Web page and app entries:
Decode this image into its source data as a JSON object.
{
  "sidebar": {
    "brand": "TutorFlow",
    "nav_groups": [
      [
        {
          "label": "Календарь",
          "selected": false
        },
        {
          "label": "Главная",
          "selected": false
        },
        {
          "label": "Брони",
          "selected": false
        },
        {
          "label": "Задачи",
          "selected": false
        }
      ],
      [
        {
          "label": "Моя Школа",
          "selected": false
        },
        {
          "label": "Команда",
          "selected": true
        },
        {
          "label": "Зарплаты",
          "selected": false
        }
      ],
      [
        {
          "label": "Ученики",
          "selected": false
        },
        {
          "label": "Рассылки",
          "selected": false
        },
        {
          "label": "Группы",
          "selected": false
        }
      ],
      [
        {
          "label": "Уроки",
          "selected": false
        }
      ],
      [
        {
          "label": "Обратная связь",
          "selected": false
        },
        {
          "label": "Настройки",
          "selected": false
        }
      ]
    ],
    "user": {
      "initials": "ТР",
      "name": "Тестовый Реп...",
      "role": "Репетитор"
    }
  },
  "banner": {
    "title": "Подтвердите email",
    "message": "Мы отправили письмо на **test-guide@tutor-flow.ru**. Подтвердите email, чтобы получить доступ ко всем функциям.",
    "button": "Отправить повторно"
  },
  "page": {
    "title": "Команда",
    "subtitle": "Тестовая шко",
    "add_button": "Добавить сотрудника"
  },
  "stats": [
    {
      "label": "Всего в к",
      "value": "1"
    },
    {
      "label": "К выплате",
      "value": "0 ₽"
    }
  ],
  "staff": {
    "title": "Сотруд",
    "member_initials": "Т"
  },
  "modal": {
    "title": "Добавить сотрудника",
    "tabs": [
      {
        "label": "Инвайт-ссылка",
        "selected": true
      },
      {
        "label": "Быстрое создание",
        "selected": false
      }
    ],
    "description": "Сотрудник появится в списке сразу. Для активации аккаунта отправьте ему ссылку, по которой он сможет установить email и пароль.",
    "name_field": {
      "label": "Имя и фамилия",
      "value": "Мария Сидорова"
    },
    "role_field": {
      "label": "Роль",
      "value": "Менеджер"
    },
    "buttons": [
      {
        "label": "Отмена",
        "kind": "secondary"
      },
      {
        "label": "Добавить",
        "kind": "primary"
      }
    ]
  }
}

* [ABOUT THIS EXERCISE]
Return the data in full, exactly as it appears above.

* [WRITTEN SOLUTION]
Decode this image into its source data as a JSON object.
{
  "sidebar": {
    "brand": "TutorFlow",
    "nav_groups": [
      [
        {
          "label": "Календарь",
          "selected": false
        },
        {
          "label": "Главная",
          "selected": false
        },
        {
          "label": "Брони",
          "selected": false
        },
        {
          "label": "Задачи",
          "selected": false
        }
      ],
      [
        {
          "label": "Моя Школа",
          "selected": false
        },
        {
          "label": "Команда",
          "selected": true
        },
        {
          "label": "Зарплаты",
          "selected": false
        }
      ],
      [
        {
          "label": "Ученики",
          "selected": false
        },
        {
          "label": "Рассылки",
          "selected": false
        },
        {
          "label": "Группы",
          "selected": false
        }
      ],
      [
        {
          "label": "Уроки",
          "selected": false
        }
      ],
      [
        {
          "label": "Обратная связь",
          "selected": false
        },
        {
          "label": "Настройки",
          "selected": false
        }
      ]
    ],
    "user": {
      "initials": "ТР",
      "name": "Тестовый Реп...",
      "role": "Репетитор"
    }
  },
  "banner": {
    "title": "Подтвердите email",
    "message": "Мы отправили письмо на **test-guide@tutor-flow.ru**. Подтвердите email, чтобы получить доступ ко всем функциям.",
    "button": "Отправить повторно"
  },
  "page": {
    "title": "Команда",
    "subtitle": "Тестовая шко",
    "add_button": "Добавить сотрудника"
  },
  "stats": [
    {
      "label": "Всего в к",
      "value": "1"
    },
    {
      "label": "К выплате",
      "value": "0 ₽"
    }
  ],
  "staff": {
    "title": "Сотруд",
    "member_initials": "Т"
  },
  "modal": {
    "title": "Добавить сотрудника",
    "tabs": [
      {
        "label": "Инвайт-ссылка",
        "selected": true
      },
      {
        "label": "Быстрое создание",
        "selected": false
      }
    ],
    "description": "Сотрудник появится в списке сразу. Для активации аккаунта отправьте ему ссылку, по которой он сможет установить email и пароль.",
    "name_field": {
      "label": "Имя и фамилия",
      "value": "Мария Сидорова"
    },
    "role_field": {
      "label": "Роль",
      "value": "Менеджер"
    },
    "buttons": [
      {
        "label": "Отмена",
        "kind": "secondary"
      },
      {
        "label": "Добавить",
        "kind": "primary"
      }
    ]
  }
}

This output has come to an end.